- The choice of analogy was therefore a forensic choice of the ‘prosecutor’ (ASADA / WADA) to help persuade decision makers that they had proved their circumstantial case to a point of comfortable satisfaction (which lies between balance of probabilities and beyond reasonable doubt under the AFL Code).
- ASADA picked ‘links in a chain’ to help persuade the AFL Tribunal: “ASADA, before the AFL Tribunal, relied exclusively on an analysis of links in a chain, which was accordingly reflected in the AFL Tribunal’s approach”: para 109 CAS Decision.
- In other words, ASADA volunteered to prove its case by applying the more difficult test.
- The AFL Tribunal, applying ‘links in a chain’ (as it had been asked to do by ASADA), declared it was not ‘comfortably satisfied’ of the first two facts below, meaning two indispensible links in the chain were missing such that it was unnecessary to consider the rest:
- TB4 was procured from sources in China; and
- TB4 was obtained by Mr Alavi, compounded and provided to Mr Dank in his capacity as Sports Scientist at Essendon; and
- TB4 was obtained by Mr Alavi, compounded and provided to Mr Dank in his capacity as Sports Scientist at Essendon; and
- Mr Dank administered TB4 to each Player.
- ASADA lost.
- WADA adhered to the ‘links in the chain’ analogy in the appendices to its appeal brief (para 109 CAS Decision). However, it had seen the light by the time of the hearing, switching in favour of a ‘strands in a cable’ analysis.
- The Panel liked this approach. This is not surprising because Australian court decisions prefer it, and James Spigelman, when Chief Justice of the New South Wales Court of Appeal, had remarked upon the risk of confusion if ‘links in a chain’ was applied to numerous separate facts.
- ‘Strands in a cable’ has had mainstream acceptance under Australian law since 1990 as a method of proving a circumstantial case.
- The Panel decided that WADA was able to reformulate its argument using this analogy: “it did no more than present the same arguments in a different way” (para 111 CAS Decision).
- Had ASADA chosen to use ‘strands in a cable’ to present its evidence to the AFL Tribunal, one can only guess whether the outcome might have been different.

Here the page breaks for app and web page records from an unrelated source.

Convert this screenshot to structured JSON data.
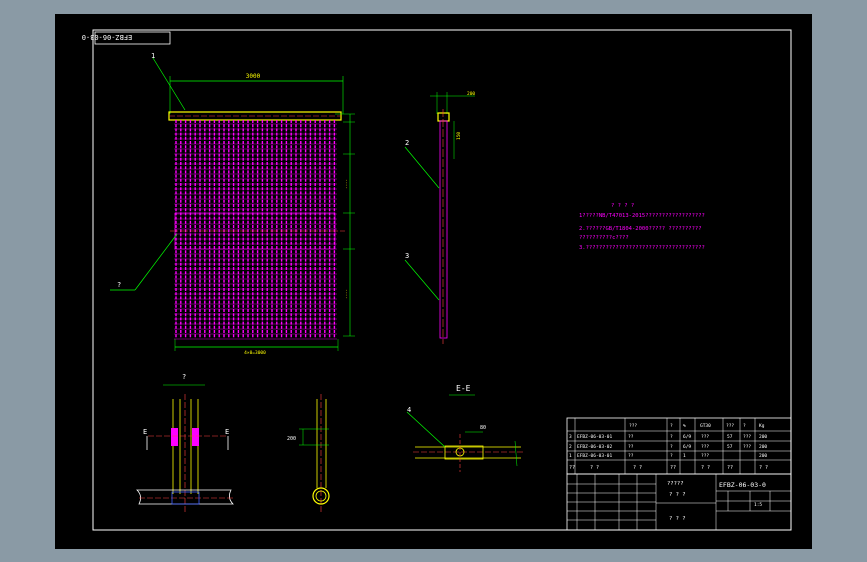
{
  "drawing": {
    "title_tab": "EFBZ-06-03-0",
    "drawing_no": "EFBZ-06-03-0",
    "section_label": "E-E",
    "detail_label": "?",
    "cut_label": "E"
  },
  "callouts": {
    "front_top": "1",
    "front_left": "?",
    "side_1": "2",
    "side_2": "3",
    "section_4": "4"
  },
  "dimensions": {
    "top_width": "3000",
    "bottom_width": "4×0=3000",
    "side_width": "200",
    "side_h": "150",
    "detail_h": "200",
    "ee_dim": "80"
  },
  "notes": [
    "? ? ? ?",
    "1?????NB/T47013-2015??????????????????",
    "2.??????GB/T1804-2000????? ??????????",
    "  ??????????c????",
    "3.????????????????????????????????????"
  ],
  "parts_table": {
    "header": [
      "",
      "",
      "???",
      "?",
      "%",
      "GT30",
      "???",
      "?",
      "?",
      "Kg"
    ],
    "rows": [
      [
        "3",
        "EFBZ-06-03-01",
        "??",
        "?",
        "6/9",
        "???",
        "57",
        "???",
        "200"
      ],
      [
        "2",
        "EFBZ-06-03-02",
        "??",
        "?",
        "6/9",
        "???",
        "57",
        "???",
        "200"
      ],
      [
        "1",
        "EFBZ-06-03-01",
        "??",
        "?",
        "1",
        "???",
        "",
        "",
        "200"
      ]
    ],
    "footer": [
      "??",
      "? ?",
      "? ?",
      "??",
      "? ?",
      "??",
      "? ?"
    ]
  },
  "title_block": {
    "company": "?????",
    "name": "? ? ?",
    "bottom_name": "? ? ?",
    "code": "EFBZ-06-03-0",
    "scale": "1:5"
  }
}
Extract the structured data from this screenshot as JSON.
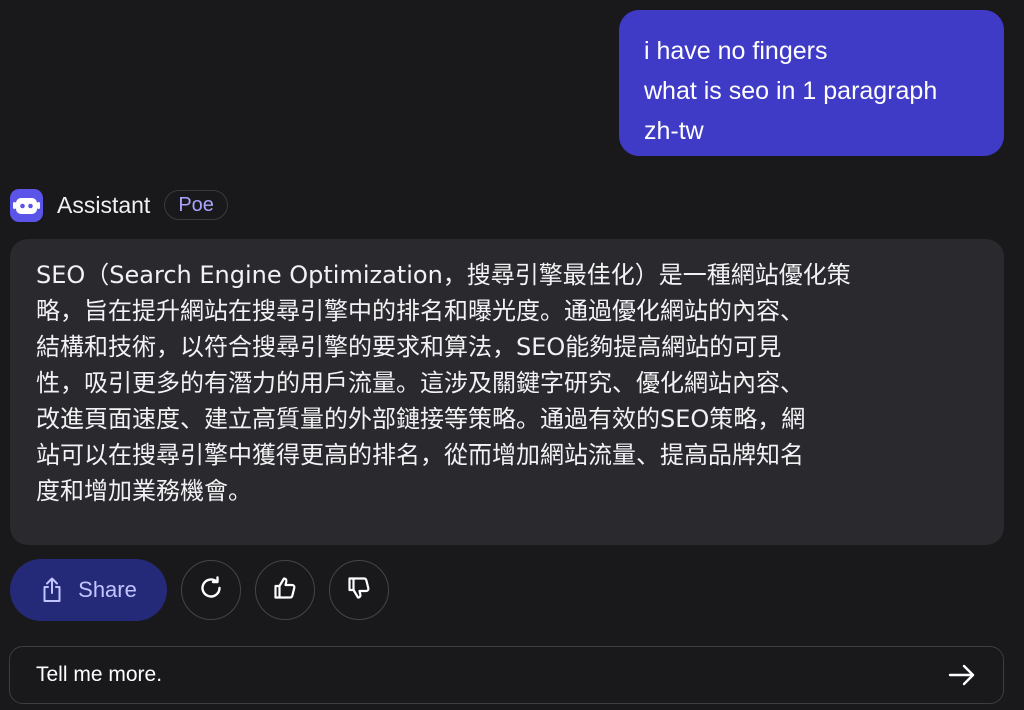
{
  "user_message": {
    "lines": [
      "i have no fingers",
      "what is seo in 1 paragraph",
      "zh-tw"
    ]
  },
  "bot": {
    "name": "Assistant",
    "badge": "Poe",
    "avatar_icon": "robot-icon",
    "message_lines": [
      "SEO（Search Engine Optimization，搜尋引擎最佳化）是一種網站優化策",
      "略，旨在提升網站在搜尋引擎中的排名和曝光度。通過優化網站的內容、",
      "結構和技術，以符合搜尋引擎的要求和算法，SEO能夠提高網站的可見",
      "性，吸引更多的有潛力的用戶流量。這涉及關鍵字研究、優化網站內容、",
      "改進頁面速度、建立高質量的外部鏈接等策略。通過有效的SEO策略，網",
      "站可以在搜尋引擎中獲得更高的排名，從而增加網站流量、提高品牌知名",
      "度和增加業務機會。"
    ]
  },
  "actions": {
    "share_label": "Share",
    "share_icon": "share-icon",
    "retry_icon": "retry-icon",
    "thumbs_up_icon": "thumbs-up-icon",
    "thumbs_down_icon": "thumbs-down-icon"
  },
  "composer": {
    "value": "Tell me more.",
    "send_icon": "arrow-right-icon"
  },
  "colors": {
    "background": "#19181b",
    "user_bubble": "#3f3bc7",
    "bot_bubble": "#2a292e",
    "share_button": "#242a78",
    "accent": "#5b54e8"
  }
}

- Caveat: It is unclear from the published material whether ASADA was encouraged by the AFL Tribunal to proceed with “links in a chain”, which might have impacted the forensic choice ASADA made.